Septima Poinsette Clark, innovative teacher and devout freedom fighter

Herb Boyd | 6/28/2018, midnight
When the roll call of civil rights icons is delivered, Septima Poinsette Clark should not be omitted.
Septima Poinsette Clark Contributed

When the roll call of civil rights icons is delivered, Septima Poinsette Clark should not be omitted. She might be only a footnote in many historical accounts of the movement for social justice, but for the more informed among us, she was an important activist who was fully committed to teaching and training others in civil disobedience in the fight to end racism and discrimination.

Clark is perhaps best remembered for her years at the Highlander Folk School in Monteagle, Tenn., where she tutored a number of notable activists, including Rosa Parks. Her instruction and techniques, mainly under the guidance of Myles Horton, the school’s founder, are what made Clark so in demand by other organizations and freedom fighters, none more notable than Ella Baker, who wanted Clark’s approach as part of the programs and operations at the emerging Southern Christian Leadership Conference.

Born May 3, 1898, in Charleston, S.C., Clark knew firsthand the oppressive impact of segregation and even vestiges of slavery from her father, Peter, who was a house servant for a noted politician. Clark’s mother, Victoria, was very strict in her rules and regulations for her children, hoping to prepare them for a better life than hers. But the rebel in Clark was soon evident, even in school, where after several remonstrations she was turned over to an elderly woman in the neighborhood for home schooling and grooming.

After attending high school at the Avery Normal Institute, she could not afford college so she took a state exam and began teaching on John’s Island at 18. From 1916 to 1920, she taught alternately at Promise Land School and Avery. Finally, while attending college on a part-time basis, she earned her BA at Benedict College in 1942 and received her MA from Hampton Institute in 1946. Once again, with degrees in hand, she returned to the classroom, mostly on John’s Island, where she began to perfect her innovative teaching methods in reading and writing, ostensibly utilizing a Sears catalog.

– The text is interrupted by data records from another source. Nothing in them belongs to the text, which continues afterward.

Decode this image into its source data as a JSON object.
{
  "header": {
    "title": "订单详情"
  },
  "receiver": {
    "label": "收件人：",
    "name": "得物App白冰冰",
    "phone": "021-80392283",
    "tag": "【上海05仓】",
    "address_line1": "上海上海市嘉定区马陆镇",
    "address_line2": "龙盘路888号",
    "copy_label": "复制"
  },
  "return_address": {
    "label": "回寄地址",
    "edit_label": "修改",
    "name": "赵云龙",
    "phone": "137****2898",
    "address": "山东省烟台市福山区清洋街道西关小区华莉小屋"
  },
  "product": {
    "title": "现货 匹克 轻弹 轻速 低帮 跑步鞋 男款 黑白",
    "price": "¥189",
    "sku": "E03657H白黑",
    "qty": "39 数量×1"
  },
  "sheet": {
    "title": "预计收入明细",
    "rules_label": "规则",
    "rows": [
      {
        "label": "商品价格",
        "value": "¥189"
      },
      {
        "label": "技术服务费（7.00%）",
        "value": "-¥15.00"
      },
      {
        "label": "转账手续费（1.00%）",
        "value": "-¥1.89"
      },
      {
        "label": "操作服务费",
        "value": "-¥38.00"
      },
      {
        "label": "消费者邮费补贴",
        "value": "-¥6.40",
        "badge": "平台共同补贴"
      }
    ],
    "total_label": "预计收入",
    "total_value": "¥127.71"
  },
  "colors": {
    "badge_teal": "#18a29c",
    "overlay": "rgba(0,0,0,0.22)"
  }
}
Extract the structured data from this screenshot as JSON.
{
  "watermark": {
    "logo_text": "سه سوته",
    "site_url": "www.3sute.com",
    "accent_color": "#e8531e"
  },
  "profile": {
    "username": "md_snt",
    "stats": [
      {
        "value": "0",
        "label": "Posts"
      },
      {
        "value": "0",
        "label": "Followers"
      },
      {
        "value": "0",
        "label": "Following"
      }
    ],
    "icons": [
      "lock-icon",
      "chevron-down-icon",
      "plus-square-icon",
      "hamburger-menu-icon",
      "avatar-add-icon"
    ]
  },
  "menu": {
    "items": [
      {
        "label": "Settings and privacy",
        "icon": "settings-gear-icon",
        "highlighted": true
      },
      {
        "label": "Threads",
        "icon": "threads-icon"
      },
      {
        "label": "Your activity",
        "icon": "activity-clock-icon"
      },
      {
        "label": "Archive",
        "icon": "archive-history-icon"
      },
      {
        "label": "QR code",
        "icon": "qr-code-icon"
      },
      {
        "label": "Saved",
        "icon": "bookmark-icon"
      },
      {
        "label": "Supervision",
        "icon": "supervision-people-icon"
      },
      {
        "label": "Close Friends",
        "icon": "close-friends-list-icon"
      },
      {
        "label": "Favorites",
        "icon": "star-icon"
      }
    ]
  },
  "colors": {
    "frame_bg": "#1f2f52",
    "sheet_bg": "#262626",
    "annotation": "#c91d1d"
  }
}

One of the things she began to notice was the disparity between the pay allotted to Black and white teachers, and that motivated her to join those demanding equal pay for Black teachers. This activism was the conduit to her involvement in the Civil Rights Movement. She was familiar with the NAACP from her early years, but there was no branch of the organization on John’s Island. During her teaching experience in Charleston at the Avery Normal Institute she became more acquainted with the organization and became a member. Almost immediately she was among the leaders in the drive to allow Black principals at Avery and in the Charleston public school system.

As with most of her endeavors, Clark quickly gained notice for her tireless advocacy and keen understanding of the social and political issues. She withstood a number of troubling moments during her political maturation—losing her first child was the biggest obstacle to overcome. Her husband, Nerie David Clark, who she had married in 1920, died of kidney failure in 1925. Her association with the church helped her during these personal challenges as well as bolstered her spiritual awakening.